> [PROBLEM TO SOLVE]
Set down every entry again exactly as it stands below.

> [DATA EXTRACTS]
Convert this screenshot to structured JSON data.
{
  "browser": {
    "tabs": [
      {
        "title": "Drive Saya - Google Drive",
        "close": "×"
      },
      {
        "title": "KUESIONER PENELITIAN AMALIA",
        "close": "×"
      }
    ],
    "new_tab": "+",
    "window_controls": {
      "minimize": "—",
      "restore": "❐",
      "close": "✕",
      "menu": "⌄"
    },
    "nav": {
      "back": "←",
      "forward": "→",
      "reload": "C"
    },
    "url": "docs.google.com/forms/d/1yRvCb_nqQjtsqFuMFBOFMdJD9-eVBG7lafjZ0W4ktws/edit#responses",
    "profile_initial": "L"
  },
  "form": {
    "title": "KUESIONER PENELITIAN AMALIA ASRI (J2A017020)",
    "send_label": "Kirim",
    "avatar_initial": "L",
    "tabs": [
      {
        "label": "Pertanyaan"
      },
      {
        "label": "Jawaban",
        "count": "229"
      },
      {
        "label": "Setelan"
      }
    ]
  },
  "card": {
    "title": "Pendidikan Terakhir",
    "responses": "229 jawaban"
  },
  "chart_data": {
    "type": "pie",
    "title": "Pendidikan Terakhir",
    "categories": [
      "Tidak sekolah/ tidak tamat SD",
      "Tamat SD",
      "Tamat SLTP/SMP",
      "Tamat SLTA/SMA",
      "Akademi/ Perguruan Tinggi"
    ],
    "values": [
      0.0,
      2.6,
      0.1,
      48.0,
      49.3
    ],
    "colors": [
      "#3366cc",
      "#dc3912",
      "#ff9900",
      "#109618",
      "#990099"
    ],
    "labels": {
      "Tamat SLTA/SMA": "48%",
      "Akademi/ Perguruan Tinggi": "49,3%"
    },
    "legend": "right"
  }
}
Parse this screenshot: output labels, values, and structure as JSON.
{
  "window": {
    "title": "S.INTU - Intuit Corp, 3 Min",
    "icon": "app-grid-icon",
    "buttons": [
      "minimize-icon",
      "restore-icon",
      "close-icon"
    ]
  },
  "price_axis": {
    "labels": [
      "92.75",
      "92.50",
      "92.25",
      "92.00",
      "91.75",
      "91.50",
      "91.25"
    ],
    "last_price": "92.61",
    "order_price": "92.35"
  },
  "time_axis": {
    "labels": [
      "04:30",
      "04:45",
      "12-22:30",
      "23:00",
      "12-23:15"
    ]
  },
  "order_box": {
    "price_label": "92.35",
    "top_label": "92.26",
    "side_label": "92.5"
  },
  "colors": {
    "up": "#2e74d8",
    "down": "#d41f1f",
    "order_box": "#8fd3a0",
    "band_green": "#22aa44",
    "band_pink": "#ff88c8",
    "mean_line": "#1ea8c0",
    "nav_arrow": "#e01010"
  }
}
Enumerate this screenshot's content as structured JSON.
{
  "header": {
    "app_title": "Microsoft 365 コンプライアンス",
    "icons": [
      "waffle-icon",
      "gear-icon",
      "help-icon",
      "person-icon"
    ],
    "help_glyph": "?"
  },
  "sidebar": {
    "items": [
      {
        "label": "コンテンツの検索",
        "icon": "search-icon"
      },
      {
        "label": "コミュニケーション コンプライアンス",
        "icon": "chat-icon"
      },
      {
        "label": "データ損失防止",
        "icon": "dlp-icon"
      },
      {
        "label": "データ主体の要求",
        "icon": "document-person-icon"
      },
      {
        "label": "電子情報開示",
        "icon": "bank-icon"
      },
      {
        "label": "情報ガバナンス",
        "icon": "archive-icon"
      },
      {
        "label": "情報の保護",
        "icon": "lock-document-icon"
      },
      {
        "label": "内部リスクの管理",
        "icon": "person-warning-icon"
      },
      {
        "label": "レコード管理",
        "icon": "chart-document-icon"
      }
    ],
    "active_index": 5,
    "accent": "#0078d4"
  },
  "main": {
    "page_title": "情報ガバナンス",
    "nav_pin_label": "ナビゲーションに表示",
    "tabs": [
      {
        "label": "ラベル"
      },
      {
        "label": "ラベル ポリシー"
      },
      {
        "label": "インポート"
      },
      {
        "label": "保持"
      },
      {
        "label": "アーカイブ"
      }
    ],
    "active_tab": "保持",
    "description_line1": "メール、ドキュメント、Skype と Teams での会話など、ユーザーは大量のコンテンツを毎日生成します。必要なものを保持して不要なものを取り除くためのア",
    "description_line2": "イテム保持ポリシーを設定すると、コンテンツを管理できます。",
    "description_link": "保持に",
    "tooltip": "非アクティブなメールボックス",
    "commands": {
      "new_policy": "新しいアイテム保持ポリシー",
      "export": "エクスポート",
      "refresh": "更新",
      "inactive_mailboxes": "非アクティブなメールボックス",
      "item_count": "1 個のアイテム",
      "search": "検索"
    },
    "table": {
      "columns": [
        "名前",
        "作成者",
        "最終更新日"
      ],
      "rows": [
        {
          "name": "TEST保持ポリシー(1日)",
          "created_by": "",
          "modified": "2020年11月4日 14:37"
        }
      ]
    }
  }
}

> [WRITTEN ANSWER]
Convert this screenshot to structured JSON data.
{
  "browser": {
    "tabs": [
      {
        "title": "Drive Saya - Google Drive",
        "close": "×"
      },
      {
        "title": "KUESIONER PENELITIAN AMALIA",
        "close": "×"
      }
    ],
    "new_tab": "+",
    "window_controls": {
      "minimize": "—",
      "restore": "❐",
      "close": "✕",
      "menu": "⌄"
    },
    "nav": {
      "back": "←",
      "forward": "→",
      "reload": "C"
    },
    "url": "docs.google.com/forms/d/1yRvCb_nqQjtsqFuMFBOFMdJD9-eVBG7lafjZ0W4ktws/edit#responses",
    "profile_initial": "L"
  },
  "form": {
    "title": "KUESIONER PENELITIAN AMALIA ASRI (J2A017020)",
    "send_label": "Kirim",
    "avatar_initial": "L",
    "tabs": [
      {
        "label": "Pertanyaan"
      },
      {
        "label": "Jawaban",
        "count": "229"
      },
      {
        "label": "Setelan"
      }
    ]
  },
  "card": {
    "title": "Pendidikan Terakhir",
    "responses": "229 jawaban"
  },
  "chart_data": {
    "type": "pie",
    "title": "Pendidikan Terakhir",
    "categories": [
      "Tidak sekolah/ tidak tamat SD",
      "Tamat SD",
      "Tamat SLTP/SMP",
      "Tamat SLTA/SMA",
      "Akademi/ Perguruan Tinggi"
    ],
    "values": [
      0.0,
      2.6,
      0.1,
      48.0,
      49.3
    ],
    "colors": [
      "#3366cc",
      "#dc3912",
      "#ff9900",
      "#109618",
      "#990099"
    ],
    "labels": {
      "Tamat SLTA/SMA": "48%",
      "Akademi/ Perguruan Tinggi": "49,3%"
    },
    "legend": "right"
  }
}
Parse this screenshot: output labels, values, and structure as JSON.
{
  "window": {
    "title": "S.INTU - Intuit Corp, 3 Min",
    "icon": "app-grid-icon",
    "buttons": [
      "minimize-icon",
      "restore-icon",
      "close-icon"
    ]
  },
  "price_axis": {
    "labels": [
      "92.75",
      "92.50",
      "92.25",
      "92.00",
      "91.75",
      "91.50",
      "91.25"
    ],
    "last_price": "92.61",
    "order_price": "92.35"
  },
  "time_axis": {
    "labels": [
      "04:30",
      "04:45",
      "12-22:30",
      "23:00",
      "12-23:15"
    ]
  },
  "order_box": {
    "price_label": "92.35",
    "top_label": "92.26",
    "side_label": "92.5"
  },
  "colors": {
    "up": "#2e74d8",
    "down": "#d41f1f",
    "order_box": "#8fd3a0",
    "band_green": "#22aa44",
    "band_pink": "#ff88c8",
    "mean_line": "#1ea8c0",
    "nav_arrow": "#e01010"
  }
}
Enumerate this screenshot's content as structured JSON.
{
  "header": {
    "app_title": "Microsoft 365 コンプライアンス",
    "icons": [
      "waffle-icon",
      "gear-icon",
      "help-icon",
      "person-icon"
    ],
    "help_glyph": "?"
  },
  "sidebar": {
    "items": [
      {
        "label": "コンテンツの検索",
        "icon": "search-icon"
      },
      {
        "label": "コミュニケーション コンプライアンス",
        "icon": "chat-icon"
      },
      {
        "label": "データ損失防止",
        "icon": "dlp-icon"
      },
      {
        "label": "データ主体の要求",
        "icon": "document-person-icon"
      },
      {
        "label": "電子情報開示",
        "icon": "bank-icon"
      },
      {
        "label": "情報ガバナンス",
        "icon": "archive-icon"
      },
      {
        "label": "情報の保護",
        "icon": "lock-document-icon"
      },
      {
        "label": "内部リスクの管理",
        "icon": "person-warning-icon"
      },
      {
        "label": "レコード管理",
        "icon": "chart-document-icon"
      }
    ],
    "active_index": 5,
    "accent": "#0078d4"
  },
  "main": {
    "page_title": "情報ガバナンス",
    "nav_pin_label": "ナビゲーションに表示",
    "tabs": [
      {
        "label": "ラベル"
      },
      {
        "label": "ラベル ポリシー"
      },
      {
        "label": "インポート"
      },
      {
        "label": "保持"
      },
      {
        "label": "アーカイブ"
      }
    ],
    "active_tab": "保持",
    "description_line1": "メール、ドキュメント、Skype と Teams での会話など、ユーザーは大量のコンテンツを毎日生成します。必要なものを保持して不要なものを取り除くためのア",
    "description_line2": "イテム保持ポリシーを設定すると、コンテンツを管理できます。",
    "description_link": "保持に",
    "tooltip": "非アクティブなメールボックス",
    "commands": {
      "new_policy": "新しいアイテム保持ポリシー",
      "export": "エクスポート",
      "refresh": "更新",
      "inactive_mailboxes": "非アクティブなメールボックス",
      "item_count": "1 個のアイテム",
      "search": "検索"
    },
    "table": {
      "columns": [
        "名前",
        "作成者",
        "最終更新日"
      ],
      "rows": [
        {
          "name": "TEST保持ポリシー(1日)",
          "created_by": "",
          "modified": "2020年11月4日 14:37"
        }
      ]
    }
  }
}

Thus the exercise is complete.